Bitcoin rose to a record high above $6,400 Tuesday morning, according to CoinDesk, after the announcement by the world's largest futures exchange.
"Given increasing client interest in the evolving cryptocurrency markets, we have decided to introduce a bitcoin futures contract," Terry Duffy, CME Group chairman and CEO, said in a statement.
Duffy added on CNBC's "Closing Bell" that he is "confident" the CME's self-certification process at the U.S. Commodity Futures Trading Commission and full application process will go through. "We've been working with the regulator. They understand our application. And they understand our model very, very well," Duffy said.
The leading global exchange for options and futures trading is the latest entrant into the business of offering derivatives for bitcoin, the volatile digital currency, which is not listed on a major exchange.
Bitcoin over the last 12 months
The bitcoin futures contract will be cash-settled and based on the CME CF Bitcoin Reference Rate (BRR), which CME launched in November 2016 with London-based digital trading platform Crypto Facilities. The reference rate is a daily settlement price published at 4 p.m. London time, currently noon ET.
In less than 10 years, bitcoin has come a long way from being "mined" in homes and predominately used to buy illegal goods online. An entire industry has emerged to mine bitcoin, sell digital mining equipment and offer bitcoin trading services.

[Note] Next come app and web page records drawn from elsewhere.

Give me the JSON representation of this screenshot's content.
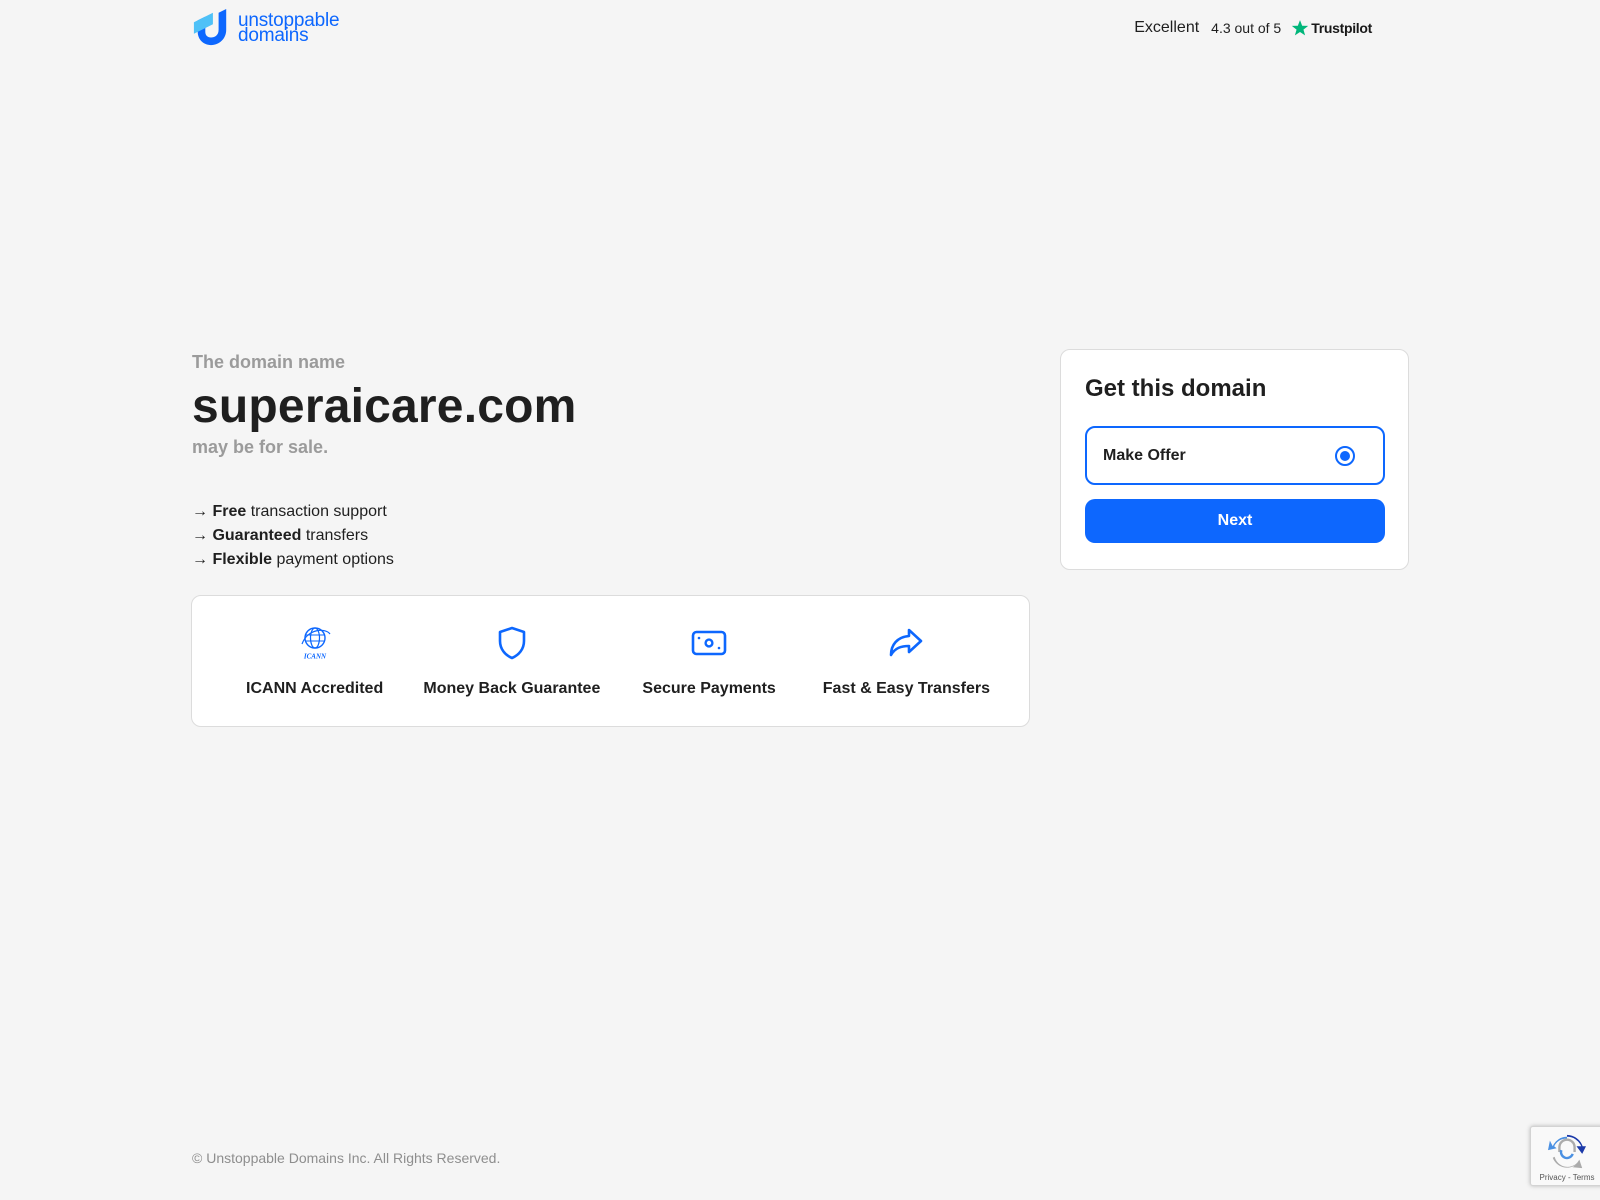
{
  "header": {
    "logo": {
      "line1": "unstoppable",
      "line2": "domains",
      "icon": "unstoppable-domains-logo-icon"
    },
    "trust": {
      "label": "Excellent",
      "rating": "4.3 out of 5",
      "brand": "Trustpilot",
      "icon": "trustpilot-star-icon"
    }
  },
  "hero": {
    "eyebrow": "The domain name",
    "domain": "superaicare.com",
    "subtitle": "may be for sale."
  },
  "features": [
    {
      "arrow": "→",
      "bold": "Free",
      "rest": " transaction support"
    },
    {
      "arrow": "→",
      "bold": "Guaranteed",
      "rest": " transfers"
    },
    {
      "arrow": "→",
      "bold": "Flexible",
      "rest": " payment options"
    }
  ],
  "badges": [
    {
      "label": "ICANN Accredited",
      "icon": "icann-globe-icon",
      "icon_text": "ICANN"
    },
    {
      "label": "Money Back Guarantee",
      "icon": "shield-icon"
    },
    {
      "label": "Secure Payments",
      "icon": "cash-icon"
    },
    {
      "label": "Fast & Easy Transfers",
      "icon": "share-arrow-icon"
    }
  ],
  "card": {
    "title": "Get this domain",
    "option": {
      "label": "Make Offer",
      "selected": true
    },
    "next_label": "Next"
  },
  "footer": {
    "copyright": "© Unstoppable Domains Inc. All Rights Reserved."
  },
  "recaptcha": {
    "links": "Privacy - Terms",
    "icon": "recaptcha-icon"
  },
  "colors": {
    "accent": "#0d67fe",
    "background": "#f5f5f5",
    "muted_text": "#9b9b9b",
    "trustpilot": "#00b67a"
  }
}
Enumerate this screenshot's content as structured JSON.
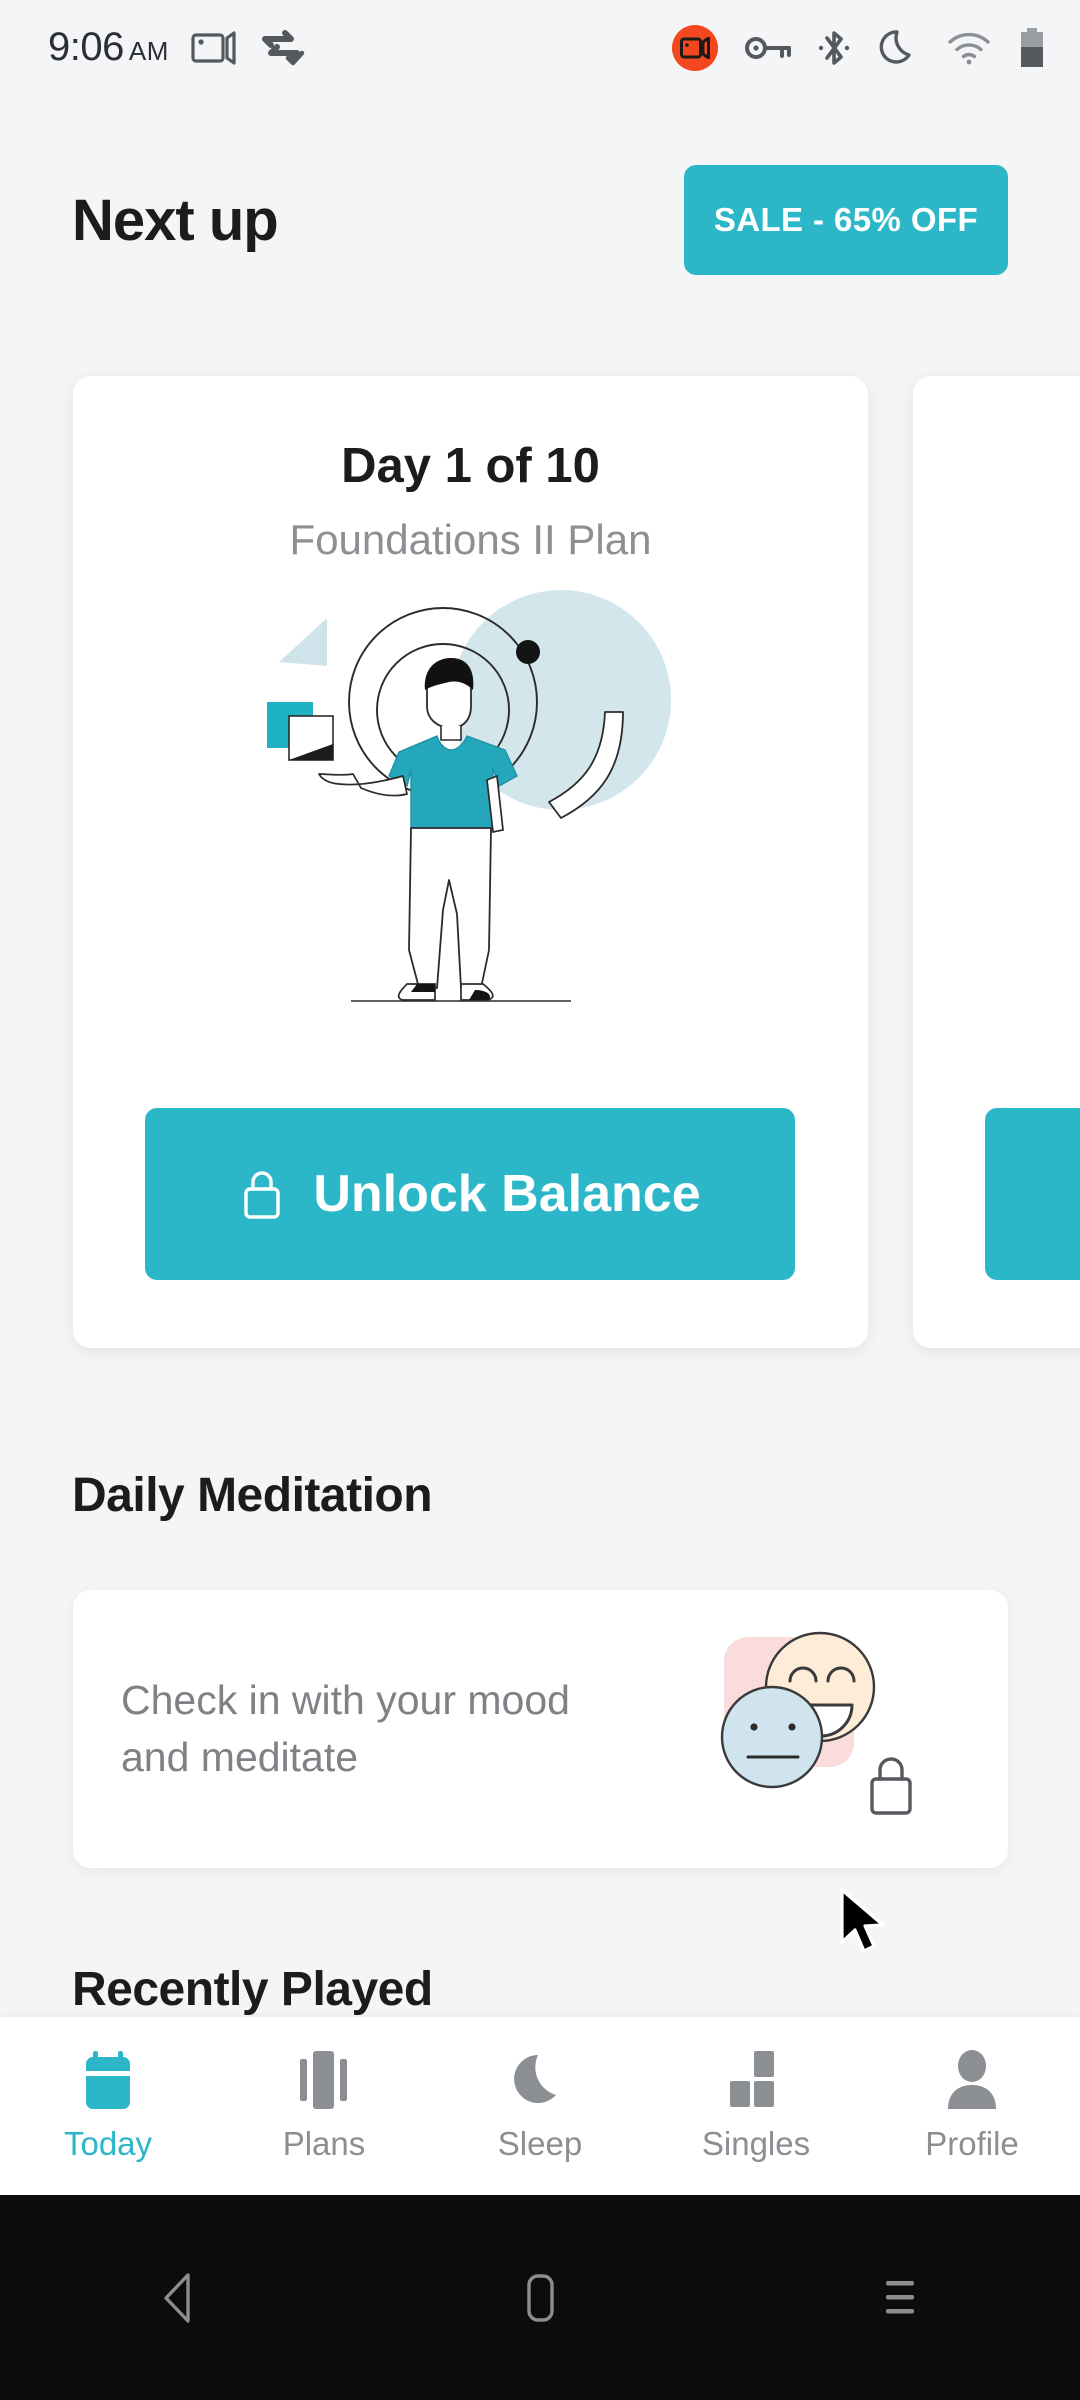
{
  "status_bar": {
    "time": "9:06",
    "meridiem": "AM",
    "icons": [
      {
        "name": "screen-cast-icon"
      },
      {
        "name": "data-saver-check-icon"
      },
      {
        "name": "screen-record-badge-icon"
      },
      {
        "name": "vpn-key-icon"
      },
      {
        "name": "bluetooth-icon"
      },
      {
        "name": "do-not-disturb-moon-icon"
      },
      {
        "name": "wifi-icon"
      },
      {
        "name": "battery-icon"
      }
    ]
  },
  "header": {
    "title": "Next up",
    "sale_label": "SALE - 65% OFF"
  },
  "plan_card": {
    "day_label": "Day 1 of 10",
    "plan_name": "Foundations II Plan",
    "unlock_label": "Unlock Balance",
    "lock_icon": "lock-icon"
  },
  "sections": {
    "daily_meditation": "Daily Meditation",
    "recently_played": "Recently Played"
  },
  "meditation_card": {
    "text": "Check in with your mood and meditate",
    "lock_icon": "lock-icon"
  },
  "tabs": [
    {
      "label": "Today",
      "icon": "calendar-icon",
      "active": true
    },
    {
      "label": "Plans",
      "icon": "bars-icon",
      "active": false
    },
    {
      "label": "Sleep",
      "icon": "moon-icon",
      "active": false
    },
    {
      "label": "Singles",
      "icon": "blocks-icon",
      "active": false
    },
    {
      "label": "Profile",
      "icon": "person-icon",
      "active": false
    }
  ],
  "android_nav": [
    {
      "name": "back-button"
    },
    {
      "name": "home-button"
    },
    {
      "name": "recents-button"
    }
  ],
  "colors": {
    "accent": "#2cb7c9",
    "background": "#f4f5f6",
    "card": "#ffffff",
    "text_primary": "#1c1c1e",
    "text_muted": "#8b8e92",
    "record_red": "#f4471f",
    "face_peach": "#fdecd8",
    "face_blue": "#cfe4ee",
    "pink_block": "#fadcdc"
  }
}
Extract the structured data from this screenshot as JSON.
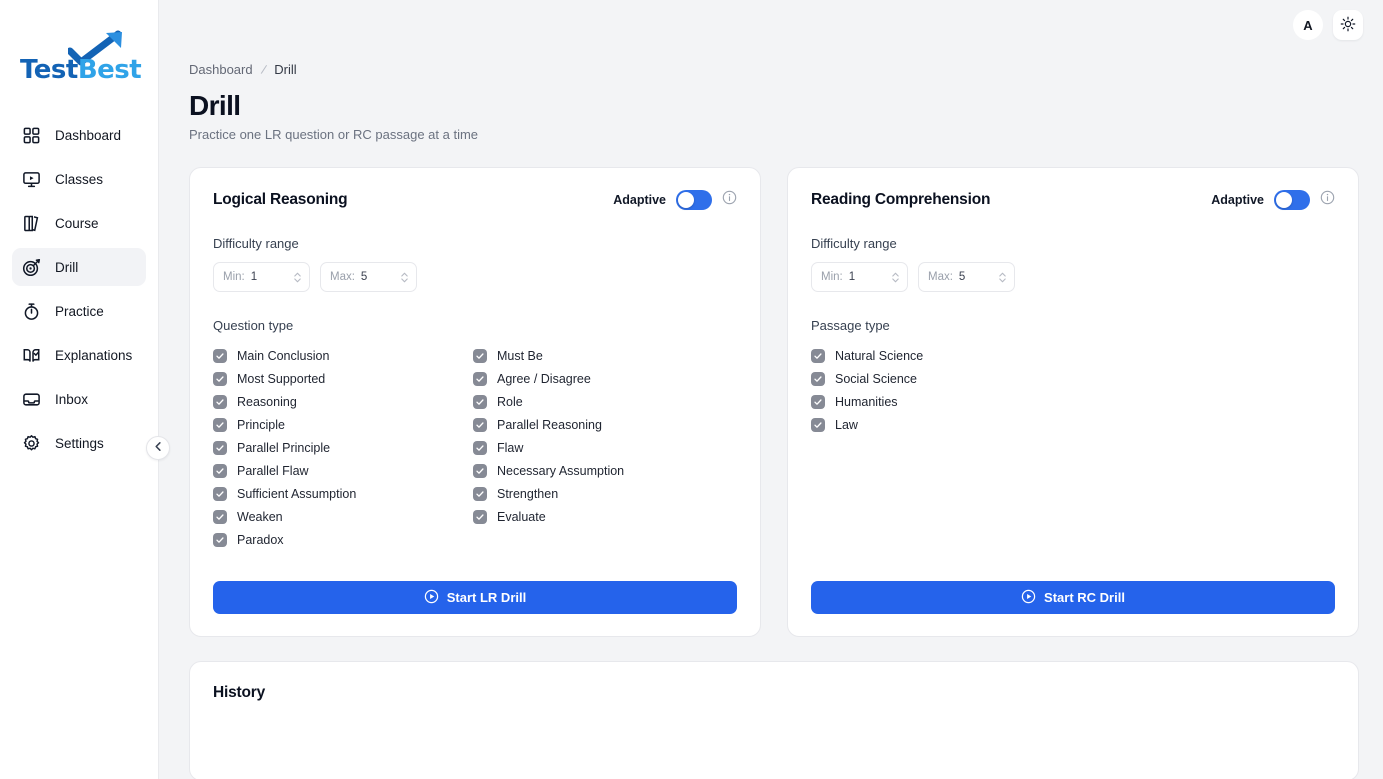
{
  "brand": {
    "logo_text_primary": "Test",
    "logo_text_secondary": "Best",
    "logo_icon": "check-arrow-icon"
  },
  "sidebar": {
    "items": [
      {
        "label": "Dashboard",
        "icon": "grid-icon",
        "active": false
      },
      {
        "label": "Classes",
        "icon": "monitor-play-icon",
        "active": false
      },
      {
        "label": "Course",
        "icon": "books-icon",
        "active": false
      },
      {
        "label": "Drill",
        "icon": "target-icon",
        "active": true
      },
      {
        "label": "Practice",
        "icon": "stopwatch-icon",
        "active": false
      },
      {
        "label": "Explanations",
        "icon": "book-check-icon",
        "active": false
      },
      {
        "label": "Inbox",
        "icon": "inbox-icon",
        "active": false
      },
      {
        "label": "Settings",
        "icon": "gear-icon",
        "active": false
      }
    ],
    "collapse_icon": "chevron-left-icon"
  },
  "topbar": {
    "font_size_label": "A",
    "theme_icon": "sun-icon"
  },
  "breadcrumb": {
    "root": "Dashboard",
    "separator": "/",
    "current": "Drill"
  },
  "header": {
    "title": "Drill",
    "subtitle": "Practice one LR question or RC passage at a time"
  },
  "lr_card": {
    "title": "Logical Reasoning",
    "adaptive_label": "Adaptive",
    "adaptive_on": true,
    "info_icon": "info-circle-icon",
    "difficulty_label": "Difficulty range",
    "min_tag": "Min:",
    "min_value": "1",
    "max_tag": "Max:",
    "max_value": "5",
    "types_label": "Question type",
    "types_left": [
      {
        "label": "Main Conclusion",
        "checked": true
      },
      {
        "label": "Most Supported",
        "checked": true
      },
      {
        "label": "Reasoning",
        "checked": true
      },
      {
        "label": "Principle",
        "checked": true
      },
      {
        "label": "Parallel Principle",
        "checked": true
      },
      {
        "label": "Parallel Flaw",
        "checked": true
      },
      {
        "label": "Sufficient Assumption",
        "checked": true
      },
      {
        "label": "Weaken",
        "checked": true
      },
      {
        "label": "Paradox",
        "checked": true
      }
    ],
    "types_right": [
      {
        "label": "Must Be",
        "checked": true
      },
      {
        "label": "Agree / Disagree",
        "checked": true
      },
      {
        "label": "Role",
        "checked": true
      },
      {
        "label": "Parallel Reasoning",
        "checked": true
      },
      {
        "label": "Flaw",
        "checked": true
      },
      {
        "label": "Necessary Assumption",
        "checked": true
      },
      {
        "label": "Strengthen",
        "checked": true
      },
      {
        "label": "Evaluate",
        "checked": true
      }
    ],
    "start_label": "Start LR Drill",
    "start_icon": "play-circle-icon"
  },
  "rc_card": {
    "title": "Reading Comprehension",
    "adaptive_label": "Adaptive",
    "adaptive_on": true,
    "info_icon": "info-circle-icon",
    "difficulty_label": "Difficulty range",
    "min_tag": "Min:",
    "min_value": "1",
    "max_tag": "Max:",
    "max_value": "5",
    "types_label": "Passage type",
    "types": [
      {
        "label": "Natural Science",
        "checked": true
      },
      {
        "label": "Social Science",
        "checked": true
      },
      {
        "label": "Humanities",
        "checked": true
      },
      {
        "label": "Law",
        "checked": true
      }
    ],
    "start_label": "Start RC Drill",
    "start_icon": "play-circle-icon"
  },
  "history": {
    "title": "History"
  },
  "colors": {
    "accent": "#2563eb",
    "switch_on": "#2f6fea",
    "page_bg": "#f3f4f6",
    "card_bg": "#ffffff",
    "checkbox": "#868a95",
    "logo_dark": "#1363b5",
    "logo_light": "#2fa3e8"
  }
}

The growth of bitcoin derivatives is another step toward the development of the digital currency as a more established asset class. Fundstrat's Tom Lee said his call for bitcoin to top $20,000 by 2022 is based partly on expectations that bitcoin derivatives products will launch.